Suspension by the EU would be an unprecedented move. The harshest punishment that the confederation has imposed on a member was when it placed sanctions on Austria in 2000 after that country’s far-right Freedom Party, led by a man who had kind words for Adolph Hitler, joined a ruling government coalition. Those measures, however, did nothing to abate the popularity of the Freedom Party. The situation in Hungary is significantly more serious as it concerns tangible policies that a government with a massive parliamentary majority has already enacted and thus far seems unwilling to relinquish.
Nonetheless, it is incredibly difficult to imagine a situation in which the EU suspends or expels Hungary. The union is so preoccupied with the fiscal crisis that Orban’s creeping authoritarianism has received little attention. Moreover, the prevailing temperament among European leaders is to avoid conflict; they prefer to think that repeated condemnation will eventually convince Orban of the imprudence of his ways rather than consider the possibility that they may need to take harsh measures.
For now, the battle for the future of Hungary will ultimately play out within the country itself, where voters must decide whether to arrest their country’s autocratic slide. Such an effort, unfortunately, does not appear likely. Although Fidesz has lost support since 2010, it still remains the most popular, with the neo-fascist Jobbik practically tied for second with the socialists. Civil society groups have organized several large protests against the government over the past two years, but the opposition remains divided between the socialists, a breakaway faction led by the former Prime Minister Gyurscany, and a new Green Party.

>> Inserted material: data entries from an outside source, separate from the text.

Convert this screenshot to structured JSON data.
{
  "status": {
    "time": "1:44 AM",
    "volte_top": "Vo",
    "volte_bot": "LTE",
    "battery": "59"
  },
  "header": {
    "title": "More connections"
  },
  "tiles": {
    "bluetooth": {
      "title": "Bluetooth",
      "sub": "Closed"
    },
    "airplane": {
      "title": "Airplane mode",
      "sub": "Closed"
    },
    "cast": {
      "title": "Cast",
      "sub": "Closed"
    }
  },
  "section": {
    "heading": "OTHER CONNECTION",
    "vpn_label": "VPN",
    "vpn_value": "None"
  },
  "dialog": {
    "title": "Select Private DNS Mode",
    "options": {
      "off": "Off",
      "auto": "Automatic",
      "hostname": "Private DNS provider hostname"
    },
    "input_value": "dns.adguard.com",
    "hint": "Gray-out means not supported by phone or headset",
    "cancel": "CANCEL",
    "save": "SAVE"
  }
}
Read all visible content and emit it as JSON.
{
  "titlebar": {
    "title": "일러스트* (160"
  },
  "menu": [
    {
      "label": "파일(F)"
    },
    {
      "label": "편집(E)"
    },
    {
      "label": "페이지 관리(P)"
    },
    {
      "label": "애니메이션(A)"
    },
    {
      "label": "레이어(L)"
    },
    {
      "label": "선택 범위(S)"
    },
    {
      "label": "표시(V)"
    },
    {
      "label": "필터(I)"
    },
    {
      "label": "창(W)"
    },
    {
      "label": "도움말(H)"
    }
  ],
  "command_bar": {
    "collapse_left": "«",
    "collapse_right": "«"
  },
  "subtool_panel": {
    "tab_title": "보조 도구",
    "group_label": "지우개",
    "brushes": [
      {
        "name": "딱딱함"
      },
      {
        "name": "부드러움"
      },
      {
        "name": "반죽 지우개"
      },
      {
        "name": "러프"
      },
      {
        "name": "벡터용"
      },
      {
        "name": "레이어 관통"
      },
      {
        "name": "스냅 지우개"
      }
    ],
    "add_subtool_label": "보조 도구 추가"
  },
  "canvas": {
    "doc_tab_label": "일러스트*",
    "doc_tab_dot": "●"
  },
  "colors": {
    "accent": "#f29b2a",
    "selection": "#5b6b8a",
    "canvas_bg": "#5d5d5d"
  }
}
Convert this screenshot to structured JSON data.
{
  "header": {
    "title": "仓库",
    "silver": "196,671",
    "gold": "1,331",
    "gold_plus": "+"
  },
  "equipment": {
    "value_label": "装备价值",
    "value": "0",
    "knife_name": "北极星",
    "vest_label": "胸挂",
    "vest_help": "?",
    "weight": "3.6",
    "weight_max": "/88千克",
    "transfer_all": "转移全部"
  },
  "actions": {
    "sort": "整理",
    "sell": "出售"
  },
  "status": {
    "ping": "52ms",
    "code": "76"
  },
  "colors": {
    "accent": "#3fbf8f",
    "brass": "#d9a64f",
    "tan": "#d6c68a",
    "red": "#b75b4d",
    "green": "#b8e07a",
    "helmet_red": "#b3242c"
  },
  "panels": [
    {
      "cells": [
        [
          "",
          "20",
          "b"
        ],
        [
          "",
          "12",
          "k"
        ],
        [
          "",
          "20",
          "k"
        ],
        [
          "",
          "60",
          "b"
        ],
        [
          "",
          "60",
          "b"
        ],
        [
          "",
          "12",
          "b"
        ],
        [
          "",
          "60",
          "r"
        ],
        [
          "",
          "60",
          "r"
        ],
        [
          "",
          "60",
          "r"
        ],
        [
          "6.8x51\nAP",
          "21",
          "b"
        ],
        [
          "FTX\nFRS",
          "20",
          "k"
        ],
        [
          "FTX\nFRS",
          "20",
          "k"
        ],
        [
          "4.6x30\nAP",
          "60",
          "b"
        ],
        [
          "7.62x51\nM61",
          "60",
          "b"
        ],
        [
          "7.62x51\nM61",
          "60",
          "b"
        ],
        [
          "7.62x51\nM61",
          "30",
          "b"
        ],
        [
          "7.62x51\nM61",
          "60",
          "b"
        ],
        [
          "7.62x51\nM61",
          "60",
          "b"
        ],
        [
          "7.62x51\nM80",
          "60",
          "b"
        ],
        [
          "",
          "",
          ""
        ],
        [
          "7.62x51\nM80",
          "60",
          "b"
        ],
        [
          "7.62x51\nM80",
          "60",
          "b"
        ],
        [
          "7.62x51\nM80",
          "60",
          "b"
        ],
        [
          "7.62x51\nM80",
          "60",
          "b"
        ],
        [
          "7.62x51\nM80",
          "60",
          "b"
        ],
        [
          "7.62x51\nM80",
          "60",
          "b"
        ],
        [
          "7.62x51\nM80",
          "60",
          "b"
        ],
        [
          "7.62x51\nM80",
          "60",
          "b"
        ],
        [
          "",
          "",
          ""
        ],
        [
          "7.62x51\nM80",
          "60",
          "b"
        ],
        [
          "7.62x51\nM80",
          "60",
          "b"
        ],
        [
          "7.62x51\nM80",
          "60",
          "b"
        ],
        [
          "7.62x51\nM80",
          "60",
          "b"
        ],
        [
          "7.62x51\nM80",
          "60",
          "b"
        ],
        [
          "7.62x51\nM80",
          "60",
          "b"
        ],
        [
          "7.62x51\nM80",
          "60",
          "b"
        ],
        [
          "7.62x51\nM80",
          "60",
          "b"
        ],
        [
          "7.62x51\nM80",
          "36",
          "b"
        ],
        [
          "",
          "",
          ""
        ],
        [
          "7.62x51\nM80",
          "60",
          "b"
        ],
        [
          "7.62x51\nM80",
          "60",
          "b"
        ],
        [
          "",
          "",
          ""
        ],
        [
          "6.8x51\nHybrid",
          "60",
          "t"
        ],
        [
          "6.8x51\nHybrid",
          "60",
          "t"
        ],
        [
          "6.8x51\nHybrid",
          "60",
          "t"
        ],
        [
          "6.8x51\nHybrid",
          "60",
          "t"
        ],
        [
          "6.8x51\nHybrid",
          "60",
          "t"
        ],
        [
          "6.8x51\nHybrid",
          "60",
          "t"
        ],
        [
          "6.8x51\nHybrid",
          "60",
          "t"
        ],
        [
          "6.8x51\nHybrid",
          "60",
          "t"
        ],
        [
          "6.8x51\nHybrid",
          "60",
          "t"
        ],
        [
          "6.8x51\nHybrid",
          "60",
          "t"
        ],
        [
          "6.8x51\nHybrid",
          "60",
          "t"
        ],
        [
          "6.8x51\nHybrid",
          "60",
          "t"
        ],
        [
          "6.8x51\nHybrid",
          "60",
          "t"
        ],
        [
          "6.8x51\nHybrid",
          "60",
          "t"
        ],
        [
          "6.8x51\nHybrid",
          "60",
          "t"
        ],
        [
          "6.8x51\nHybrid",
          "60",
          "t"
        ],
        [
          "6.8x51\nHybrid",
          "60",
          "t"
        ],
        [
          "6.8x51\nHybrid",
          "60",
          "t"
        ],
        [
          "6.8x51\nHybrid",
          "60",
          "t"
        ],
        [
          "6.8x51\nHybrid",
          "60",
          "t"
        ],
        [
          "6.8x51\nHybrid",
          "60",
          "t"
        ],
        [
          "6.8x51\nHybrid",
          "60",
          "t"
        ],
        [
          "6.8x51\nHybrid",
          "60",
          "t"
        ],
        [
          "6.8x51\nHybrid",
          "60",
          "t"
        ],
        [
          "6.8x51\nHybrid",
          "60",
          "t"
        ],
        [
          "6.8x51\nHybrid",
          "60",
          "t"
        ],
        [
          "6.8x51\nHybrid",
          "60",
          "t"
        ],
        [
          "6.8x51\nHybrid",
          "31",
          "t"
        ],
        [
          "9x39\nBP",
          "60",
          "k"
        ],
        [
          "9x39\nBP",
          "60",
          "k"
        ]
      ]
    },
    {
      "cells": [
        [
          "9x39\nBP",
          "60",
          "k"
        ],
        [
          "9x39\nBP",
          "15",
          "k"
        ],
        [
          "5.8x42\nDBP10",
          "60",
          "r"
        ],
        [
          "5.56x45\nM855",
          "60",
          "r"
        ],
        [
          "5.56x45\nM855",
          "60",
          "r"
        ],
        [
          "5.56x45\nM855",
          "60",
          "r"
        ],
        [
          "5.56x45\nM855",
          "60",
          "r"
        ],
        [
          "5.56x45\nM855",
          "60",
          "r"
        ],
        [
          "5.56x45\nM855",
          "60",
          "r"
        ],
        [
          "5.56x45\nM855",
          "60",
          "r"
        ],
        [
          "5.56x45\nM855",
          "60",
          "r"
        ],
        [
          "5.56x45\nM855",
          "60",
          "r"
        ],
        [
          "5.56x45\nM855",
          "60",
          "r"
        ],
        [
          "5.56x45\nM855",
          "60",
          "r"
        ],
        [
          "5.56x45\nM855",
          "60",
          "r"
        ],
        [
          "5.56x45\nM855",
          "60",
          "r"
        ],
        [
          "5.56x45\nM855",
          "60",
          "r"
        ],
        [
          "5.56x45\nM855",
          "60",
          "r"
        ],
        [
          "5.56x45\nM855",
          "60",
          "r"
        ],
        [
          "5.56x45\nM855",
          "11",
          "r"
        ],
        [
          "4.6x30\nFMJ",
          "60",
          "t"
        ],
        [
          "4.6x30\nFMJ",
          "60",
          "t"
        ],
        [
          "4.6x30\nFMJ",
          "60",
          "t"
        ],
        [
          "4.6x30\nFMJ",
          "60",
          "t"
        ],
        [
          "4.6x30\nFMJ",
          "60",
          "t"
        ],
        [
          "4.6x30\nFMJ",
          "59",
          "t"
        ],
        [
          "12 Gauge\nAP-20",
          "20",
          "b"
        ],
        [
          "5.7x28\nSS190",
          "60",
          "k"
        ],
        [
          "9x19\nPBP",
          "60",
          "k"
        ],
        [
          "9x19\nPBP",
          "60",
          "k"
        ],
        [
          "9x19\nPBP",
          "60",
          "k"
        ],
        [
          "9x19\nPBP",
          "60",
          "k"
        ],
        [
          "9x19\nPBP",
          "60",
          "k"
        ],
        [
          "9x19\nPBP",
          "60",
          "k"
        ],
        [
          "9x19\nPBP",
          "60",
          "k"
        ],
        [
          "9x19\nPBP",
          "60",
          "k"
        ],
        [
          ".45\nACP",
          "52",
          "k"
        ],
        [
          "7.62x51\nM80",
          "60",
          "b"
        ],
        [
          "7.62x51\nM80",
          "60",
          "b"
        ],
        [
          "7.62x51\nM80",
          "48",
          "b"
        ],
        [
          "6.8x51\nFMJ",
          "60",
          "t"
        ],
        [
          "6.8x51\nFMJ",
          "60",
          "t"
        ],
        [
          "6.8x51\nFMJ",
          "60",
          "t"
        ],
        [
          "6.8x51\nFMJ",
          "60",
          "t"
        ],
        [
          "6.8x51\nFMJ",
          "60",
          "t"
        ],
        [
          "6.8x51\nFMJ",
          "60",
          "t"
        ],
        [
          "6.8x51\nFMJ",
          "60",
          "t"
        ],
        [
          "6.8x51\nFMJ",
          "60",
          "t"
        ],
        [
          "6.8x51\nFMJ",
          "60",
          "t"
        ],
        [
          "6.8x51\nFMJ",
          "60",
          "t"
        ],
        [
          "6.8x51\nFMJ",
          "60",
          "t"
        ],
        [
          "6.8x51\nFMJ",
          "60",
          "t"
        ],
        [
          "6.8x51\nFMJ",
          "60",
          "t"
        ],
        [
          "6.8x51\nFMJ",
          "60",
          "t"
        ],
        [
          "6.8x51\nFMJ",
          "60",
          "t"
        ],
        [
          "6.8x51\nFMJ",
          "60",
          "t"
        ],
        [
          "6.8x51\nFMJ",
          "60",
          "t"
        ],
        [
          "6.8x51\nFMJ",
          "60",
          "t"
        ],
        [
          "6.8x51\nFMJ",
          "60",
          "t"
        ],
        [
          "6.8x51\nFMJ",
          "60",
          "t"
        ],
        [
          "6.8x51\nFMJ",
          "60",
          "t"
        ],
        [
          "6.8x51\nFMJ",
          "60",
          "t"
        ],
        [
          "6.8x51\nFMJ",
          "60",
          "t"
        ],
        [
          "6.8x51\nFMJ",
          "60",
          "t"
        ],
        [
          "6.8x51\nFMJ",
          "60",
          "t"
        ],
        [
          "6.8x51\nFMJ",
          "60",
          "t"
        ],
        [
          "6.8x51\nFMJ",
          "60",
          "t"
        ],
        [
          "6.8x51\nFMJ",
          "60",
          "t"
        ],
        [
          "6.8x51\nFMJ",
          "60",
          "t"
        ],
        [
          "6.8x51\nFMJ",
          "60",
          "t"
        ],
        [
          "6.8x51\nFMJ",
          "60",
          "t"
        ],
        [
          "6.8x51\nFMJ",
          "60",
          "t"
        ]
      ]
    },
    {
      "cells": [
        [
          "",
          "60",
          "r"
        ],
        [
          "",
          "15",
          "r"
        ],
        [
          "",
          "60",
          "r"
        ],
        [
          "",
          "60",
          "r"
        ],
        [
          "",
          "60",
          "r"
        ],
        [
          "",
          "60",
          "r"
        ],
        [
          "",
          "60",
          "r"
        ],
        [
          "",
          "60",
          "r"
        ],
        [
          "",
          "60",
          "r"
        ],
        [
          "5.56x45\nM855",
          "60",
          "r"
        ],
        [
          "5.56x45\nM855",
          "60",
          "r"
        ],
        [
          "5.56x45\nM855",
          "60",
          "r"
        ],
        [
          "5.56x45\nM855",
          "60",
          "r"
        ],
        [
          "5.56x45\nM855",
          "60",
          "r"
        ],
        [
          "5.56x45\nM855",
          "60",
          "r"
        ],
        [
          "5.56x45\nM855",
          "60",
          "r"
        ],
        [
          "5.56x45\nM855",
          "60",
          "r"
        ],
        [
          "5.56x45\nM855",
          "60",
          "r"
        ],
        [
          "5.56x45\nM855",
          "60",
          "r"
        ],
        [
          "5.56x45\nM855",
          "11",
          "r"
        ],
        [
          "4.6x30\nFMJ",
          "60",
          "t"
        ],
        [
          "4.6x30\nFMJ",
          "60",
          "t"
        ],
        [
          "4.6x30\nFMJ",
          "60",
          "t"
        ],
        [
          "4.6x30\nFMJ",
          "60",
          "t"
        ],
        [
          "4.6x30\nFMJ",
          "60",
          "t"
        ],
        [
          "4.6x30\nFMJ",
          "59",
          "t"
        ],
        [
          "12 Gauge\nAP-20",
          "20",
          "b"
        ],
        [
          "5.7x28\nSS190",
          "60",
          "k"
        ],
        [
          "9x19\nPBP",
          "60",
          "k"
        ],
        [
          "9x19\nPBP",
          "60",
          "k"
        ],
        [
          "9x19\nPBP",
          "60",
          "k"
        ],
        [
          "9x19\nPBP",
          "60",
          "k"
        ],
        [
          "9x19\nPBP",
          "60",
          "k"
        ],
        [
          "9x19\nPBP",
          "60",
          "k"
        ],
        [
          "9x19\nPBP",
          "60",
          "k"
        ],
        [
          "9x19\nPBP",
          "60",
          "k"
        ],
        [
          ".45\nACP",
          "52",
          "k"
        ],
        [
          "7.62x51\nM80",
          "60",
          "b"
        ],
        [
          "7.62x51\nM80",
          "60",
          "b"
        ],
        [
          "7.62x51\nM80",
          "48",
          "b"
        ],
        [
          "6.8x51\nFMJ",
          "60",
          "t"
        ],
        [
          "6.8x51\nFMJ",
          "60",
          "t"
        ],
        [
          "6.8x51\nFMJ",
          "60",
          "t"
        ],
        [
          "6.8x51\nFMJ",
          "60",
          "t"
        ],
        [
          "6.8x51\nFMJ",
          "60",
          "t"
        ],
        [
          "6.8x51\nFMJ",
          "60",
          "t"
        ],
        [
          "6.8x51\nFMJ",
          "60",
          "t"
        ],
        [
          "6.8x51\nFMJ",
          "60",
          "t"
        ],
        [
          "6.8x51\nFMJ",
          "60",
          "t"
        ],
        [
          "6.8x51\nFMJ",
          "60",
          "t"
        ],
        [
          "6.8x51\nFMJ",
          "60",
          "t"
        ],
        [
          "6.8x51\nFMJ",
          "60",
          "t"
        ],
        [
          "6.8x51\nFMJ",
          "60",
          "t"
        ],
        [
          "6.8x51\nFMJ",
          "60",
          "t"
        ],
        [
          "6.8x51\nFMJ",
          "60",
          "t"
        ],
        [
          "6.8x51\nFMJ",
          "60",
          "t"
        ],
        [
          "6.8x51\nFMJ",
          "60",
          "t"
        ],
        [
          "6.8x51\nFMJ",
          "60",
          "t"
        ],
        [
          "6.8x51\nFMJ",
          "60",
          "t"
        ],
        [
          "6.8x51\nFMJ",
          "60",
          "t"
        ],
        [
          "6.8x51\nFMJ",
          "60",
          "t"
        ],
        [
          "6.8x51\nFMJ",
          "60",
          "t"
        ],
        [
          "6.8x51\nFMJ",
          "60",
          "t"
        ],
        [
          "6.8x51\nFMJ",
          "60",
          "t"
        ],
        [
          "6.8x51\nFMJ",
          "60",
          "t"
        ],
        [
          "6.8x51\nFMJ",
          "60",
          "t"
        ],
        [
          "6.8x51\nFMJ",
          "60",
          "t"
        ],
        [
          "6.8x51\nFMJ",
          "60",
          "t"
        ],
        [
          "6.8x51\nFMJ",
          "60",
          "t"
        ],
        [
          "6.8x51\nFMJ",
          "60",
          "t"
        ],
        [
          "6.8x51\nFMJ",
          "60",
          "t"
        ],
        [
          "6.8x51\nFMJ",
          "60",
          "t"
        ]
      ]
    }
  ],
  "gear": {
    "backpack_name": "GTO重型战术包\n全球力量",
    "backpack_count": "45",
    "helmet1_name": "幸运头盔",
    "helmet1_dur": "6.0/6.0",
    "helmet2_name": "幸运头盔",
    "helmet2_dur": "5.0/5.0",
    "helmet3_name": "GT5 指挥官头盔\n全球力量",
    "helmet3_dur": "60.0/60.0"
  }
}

According to Heller, the struggle for Hungary’s future is emblematic of one that has perpetually played out across Europe. Hungary’s years of socialist government, plagued by economic mismanagement, not only left many craving a change in the country’s leadership, she said, but also caused some to question the basic precepts of liberalism itself. Hungary’s present condition, then, is a symptom of a trend sweeping Europe: the rise of extremism, left and right, from Greece to France. “Liberalism is a word of abuse in Hungary,” she told me “If you are liberal that means that you are a Nazi or you are a Stalinist or whatever ‘liberal’ is.” Heller, whose life was shaped by Europe’s twin totalitarian legacies, sighs as if she’s seen this drama before. “If people feel themselves betrayed by the republic, then they turn to the strong man who will solve all their problems.”
To be sure, Hungary is not a dictatorship. Since Orban came to power, it has remained “free” on the Freedom House ranking. “There is no autocracy without the black cars stopping in front of your house and staking you away,” said says Endre Bojtar, the liberal magazine editor and a fierce critic of Orban. Although Fidesz has not turned Hungary into a full-fledged authoritarian state, it has undermined the spirit of democracy, chilling speech and dissent. In that sense, Viktor Orban — once the great hope of a united and liberal Europe — has failed the democratic test. It is up to Hungarians, and those interested in the future of democracy in Europe, to see that his failure does not become the continent’s as well.